▼
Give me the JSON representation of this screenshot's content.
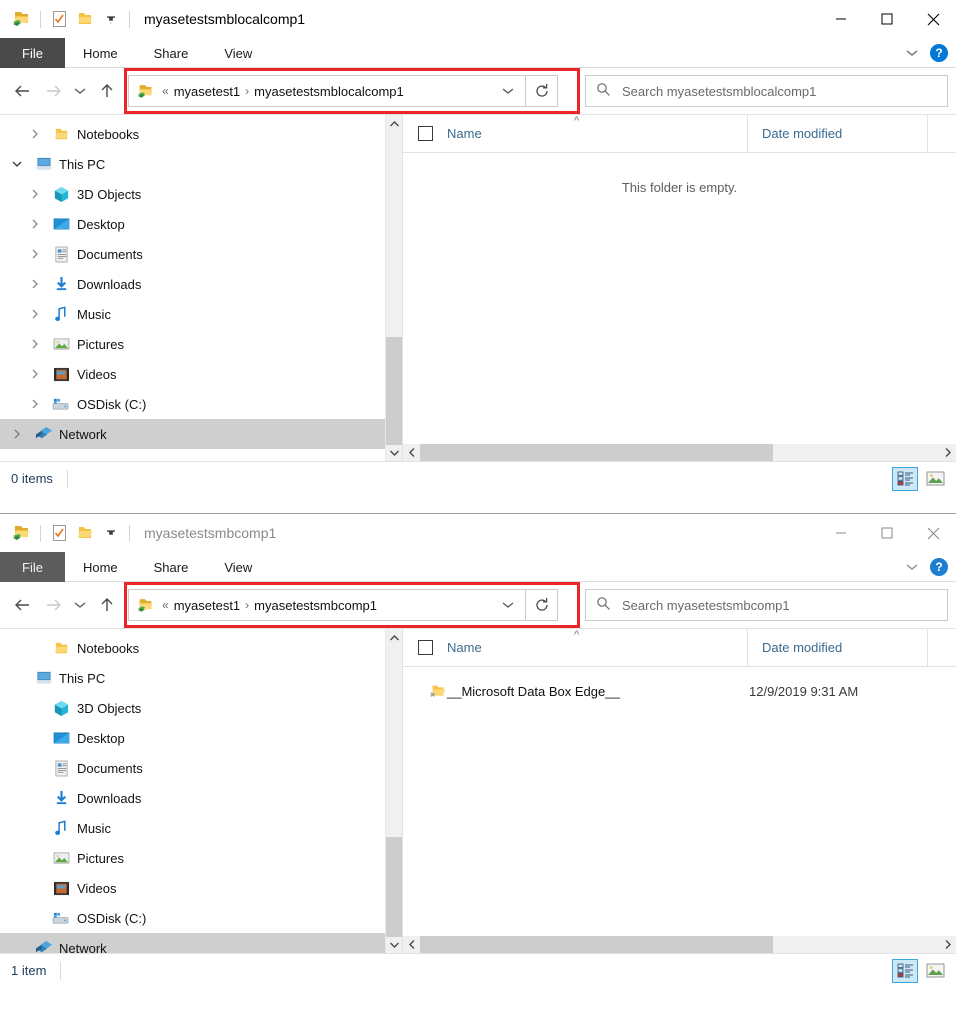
{
  "windows": [
    {
      "id": "window-1",
      "active": true,
      "title": "myasetestsmblocalcomp1",
      "quick_access": [
        "network-folder-icon",
        "properties-checkbox-icon",
        "new-folder-icon",
        "customize-qat-dropdown-icon"
      ],
      "controls": {
        "minimize": "minimize-icon",
        "maximize": "maximize-icon",
        "close": "close-icon"
      },
      "ribbon": {
        "tabs": [
          "File",
          "Home",
          "Share",
          "View"
        ],
        "collapse_icon": "chevron-down-icon",
        "help_label": "?"
      },
      "nav": {
        "back_icon": "back-arrow-icon",
        "forward_icon": "forward-arrow-icon",
        "recent_icon": "recent-locations-chevron-icon",
        "up_icon": "up-arrow-icon"
      },
      "address": {
        "highlighted": true,
        "highlight_color": "#e8262a",
        "folder_icon": "network-folder-icon",
        "overflow": "«",
        "crumbs": [
          "myasetest1",
          "myasetestsmblocalcomp1"
        ],
        "separator": "›",
        "dropdown_icon": "chevron-down-icon",
        "refresh_icon": "refresh-icon"
      },
      "search": {
        "icon": "search-icon",
        "placeholder": "Search myasetestsmblocalcomp1"
      },
      "sidebar": {
        "show_chevrons": true,
        "items": [
          {
            "label": "Notebooks",
            "icon": "folder-icon",
            "indent": 1,
            "twist": "chevron-right",
            "selected": false
          },
          {
            "label": "This PC",
            "icon": "this-pc-icon",
            "indent": 0,
            "twist": "chevron-down",
            "selected": false
          },
          {
            "label": "3D Objects",
            "icon": "3d-objects-icon",
            "indent": 1,
            "twist": "chevron-right",
            "selected": false
          },
          {
            "label": "Desktop",
            "icon": "desktop-icon",
            "indent": 1,
            "twist": "chevron-right",
            "selected": false
          },
          {
            "label": "Documents",
            "icon": "documents-icon",
            "indent": 1,
            "twist": "chevron-right",
            "selected": false
          },
          {
            "label": "Downloads",
            "icon": "downloads-icon",
            "indent": 1,
            "twist": "chevron-right",
            "selected": false
          },
          {
            "label": "Music",
            "icon": "music-icon",
            "indent": 1,
            "twist": "chevron-right",
            "selected": false
          },
          {
            "label": "Pictures",
            "icon": "pictures-icon",
            "indent": 1,
            "twist": "chevron-right",
            "selected": false
          },
          {
            "label": "Videos",
            "icon": "videos-icon",
            "indent": 1,
            "twist": "chevron-right",
            "selected": false
          },
          {
            "label": "OSDisk (C:)",
            "icon": "disk-drive-icon",
            "indent": 1,
            "twist": "chevron-right",
            "selected": false
          },
          {
            "label": "Network",
            "icon": "network-icon",
            "indent": 0,
            "twist": "chevron-right",
            "selected": true
          }
        ]
      },
      "columns": {
        "name": "Name",
        "date_modified": "Date modified",
        "sort_indicator": "ascending"
      },
      "files": [],
      "empty_message": "This folder is empty.",
      "status": {
        "item_count": "0 items",
        "view_details_icon": "details-view-icon",
        "view_large_icons_icon": "large-icons-view-icon",
        "active_view": "details"
      }
    },
    {
      "id": "window-2",
      "active": false,
      "title": "myasetestsmbcomp1",
      "quick_access": [
        "network-folder-icon",
        "properties-checkbox-icon",
        "new-folder-icon",
        "customize-qat-dropdown-icon"
      ],
      "controls": {
        "minimize": "minimize-icon",
        "maximize": "maximize-icon",
        "close": "close-icon"
      },
      "ribbon": {
        "tabs": [
          "File",
          "Home",
          "Share",
          "View"
        ],
        "collapse_icon": "chevron-down-icon",
        "help_label": "?"
      },
      "nav": {
        "back_icon": "back-arrow-icon",
        "forward_icon": "forward-arrow-icon",
        "recent_icon": "recent-locations-chevron-icon",
        "up_icon": "up-arrow-icon"
      },
      "address": {
        "highlighted": true,
        "highlight_color": "#e8262a",
        "folder_icon": "network-folder-icon",
        "overflow": "«",
        "crumbs": [
          "myasetest1",
          "myasetestsmbcomp1"
        ],
        "separator": "›",
        "dropdown_icon": "chevron-down-icon",
        "refresh_icon": "refresh-icon"
      },
      "search": {
        "icon": "search-icon",
        "placeholder": "Search myasetestsmbcomp1"
      },
      "sidebar": {
        "show_chevrons": false,
        "items": [
          {
            "label": "Notebooks",
            "icon": "folder-icon",
            "indent": 1,
            "twist": "",
            "selected": false
          },
          {
            "label": "This PC",
            "icon": "this-pc-icon",
            "indent": 0,
            "twist": "",
            "selected": false
          },
          {
            "label": "3D Objects",
            "icon": "3d-objects-icon",
            "indent": 1,
            "twist": "",
            "selected": false
          },
          {
            "label": "Desktop",
            "icon": "desktop-icon",
            "indent": 1,
            "twist": "",
            "selected": false
          },
          {
            "label": "Documents",
            "icon": "documents-icon",
            "indent": 1,
            "twist": "",
            "selected": false
          },
          {
            "label": "Downloads",
            "icon": "downloads-icon",
            "indent": 1,
            "twist": "",
            "selected": false
          },
          {
            "label": "Music",
            "icon": "music-icon",
            "indent": 1,
            "twist": "",
            "selected": false
          },
          {
            "label": "Pictures",
            "icon": "pictures-icon",
            "indent": 1,
            "twist": "",
            "selected": false
          },
          {
            "label": "Videos",
            "icon": "videos-icon",
            "indent": 1,
            "twist": "",
            "selected": false
          },
          {
            "label": "OSDisk (C:)",
            "icon": "disk-drive-icon",
            "indent": 1,
            "twist": "",
            "selected": false
          },
          {
            "label": "Network",
            "icon": "network-icon",
            "indent": 0,
            "twist": "",
            "selected": true
          }
        ]
      },
      "columns": {
        "name": "Name",
        "date_modified": "Date modified",
        "sort_indicator": "ascending"
      },
      "files": [
        {
          "name": "__Microsoft Data Box Edge__",
          "date_modified": "12/9/2019 9:31 AM",
          "icon": "folder-shortcut-icon"
        }
      ],
      "empty_message": "",
      "status": {
        "item_count": "1 item",
        "view_details_icon": "details-view-icon",
        "view_large_icons_icon": "large-icons-view-icon",
        "active_view": "details"
      }
    }
  ]
}
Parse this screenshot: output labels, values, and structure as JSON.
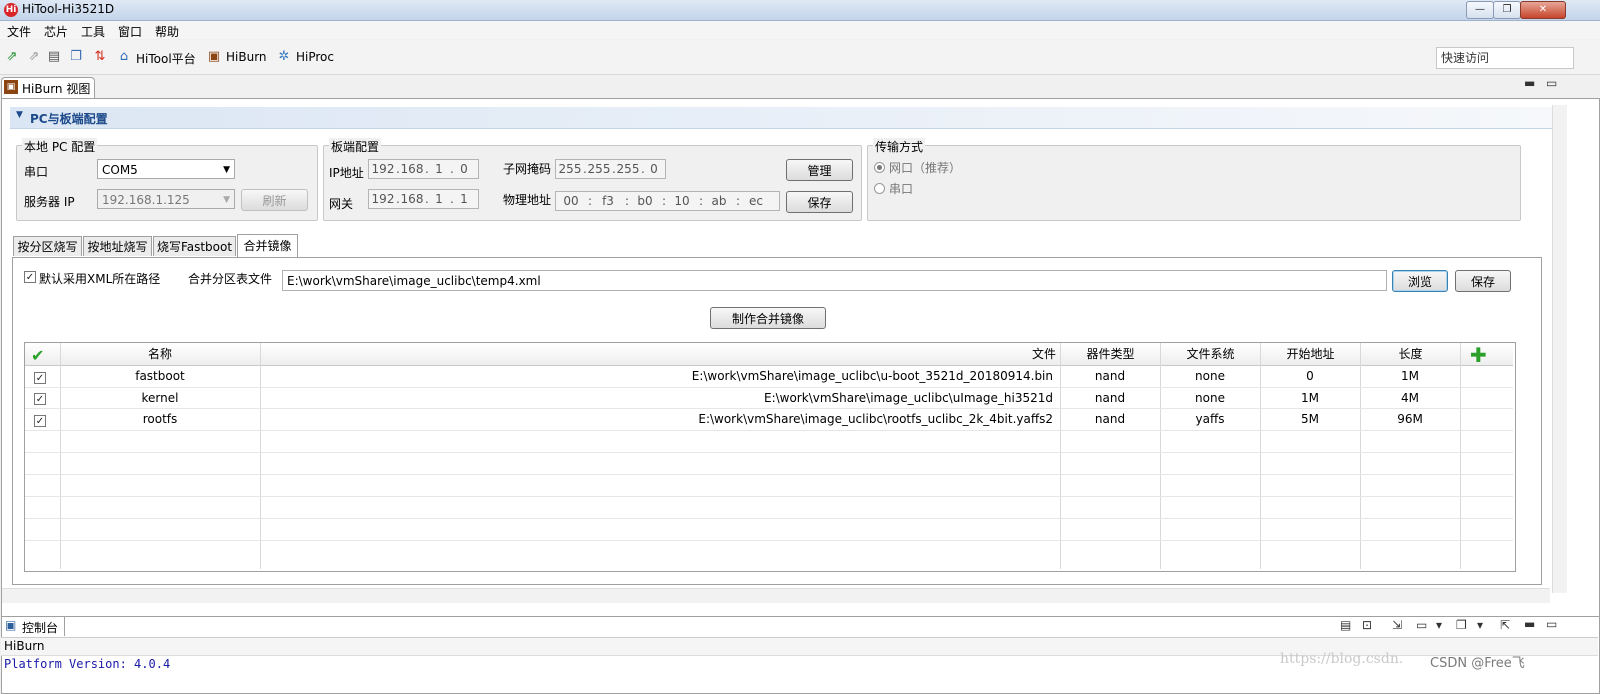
{
  "window": {
    "title": "HiTool-Hi3521D",
    "app_icon_letter": "Hi",
    "minimize": "—",
    "maximize": "❐",
    "close": "✕"
  },
  "menu": [
    "文件",
    "芯片",
    "工具",
    "窗口",
    "帮助"
  ],
  "toolbar": {
    "items": [
      {
        "label": "HiTool平台",
        "icon": "house-icon"
      },
      {
        "label": "HiBurn",
        "icon": "burn-icon"
      },
      {
        "label": "HiProc",
        "icon": "proc-icon"
      }
    ],
    "quick_access_placeholder": "快速访问"
  },
  "view_tab": {
    "label": "HiBurn 视图"
  },
  "section": {
    "title": "PC与板端配置"
  },
  "local_pc": {
    "title": "本地 PC 配置",
    "serial_label": "串口",
    "serial_value": "COM5",
    "server_ip_label": "服务器 IP",
    "server_ip_value": "192.168.1.125",
    "refresh_button": "刷新"
  },
  "board": {
    "title": "板端配置",
    "ip_label": "IP地址",
    "ip": [
      "192",
      "168",
      "1",
      "0"
    ],
    "gateway_label": "网关",
    "gateway": [
      "192",
      "168",
      "1",
      "1"
    ],
    "netmask_label": "子网掩码",
    "netmask": [
      "255",
      "255",
      "255",
      "0"
    ],
    "mac_label": "物理地址",
    "mac": [
      "00",
      "f3",
      "b0",
      "10",
      "ab",
      "ec"
    ],
    "manage_button": "管理",
    "save_button": "保存"
  },
  "transfer": {
    "title": "传输方式",
    "option_network": "网口（推荐）",
    "option_serial": "串口"
  },
  "tabs": [
    "按分区烧写",
    "按地址烧写",
    "烧写Fastboot",
    "合并镜像"
  ],
  "merge": {
    "default_xml_label": "默认采用XML所在路径",
    "partition_file_label": "合并分区表文件",
    "xml_path": "E:\\work\\vmShare\\image_uclibc\\temp4.xml",
    "browse_button": "浏览",
    "save_button": "保存",
    "make_button": "制作合并镜像"
  },
  "table": {
    "headers": [
      "名称",
      "文件",
      "器件类型",
      "文件系统",
      "开始地址",
      "长度"
    ],
    "rows": [
      {
        "name": "fastboot",
        "file": "E:\\work\\vmShare\\image_uclibc\\u-boot_3521d_20180914.bin",
        "device": "nand",
        "fs": "none",
        "start": "0",
        "length": "1M"
      },
      {
        "name": "kernel",
        "file": "E:\\work\\vmShare\\image_uclibc\\uImage_hi3521d",
        "device": "nand",
        "fs": "none",
        "start": "1M",
        "length": "4M"
      },
      {
        "name": "rootfs",
        "file": "E:\\work\\vmShare\\image_uclibc\\rootfs_uclibc_2k_4bit.yaffs2",
        "device": "nand",
        "fs": "yaffs",
        "start": "5M",
        "length": "96M"
      }
    ]
  },
  "console": {
    "tab_label": "控制台",
    "header": "HiBurn",
    "lines": [
      "Platform Version: 4.0.4"
    ]
  },
  "watermark": {
    "url": "https://blog.csdn.",
    "csdn": "CSDN @Free飞"
  },
  "colors": {
    "accent": "#1c4a8a",
    "console_text": "#1a1aa8"
  }
}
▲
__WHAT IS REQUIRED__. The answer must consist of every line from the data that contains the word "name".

__SOLUTION TO THIS EXERCISE__.
        "name": "Name",
        "name": "Name",
          "name": "__Microsoft Data Box Edge__",
        "name": "fastboot",
        "name": "kernel",
        "name": "rootfs",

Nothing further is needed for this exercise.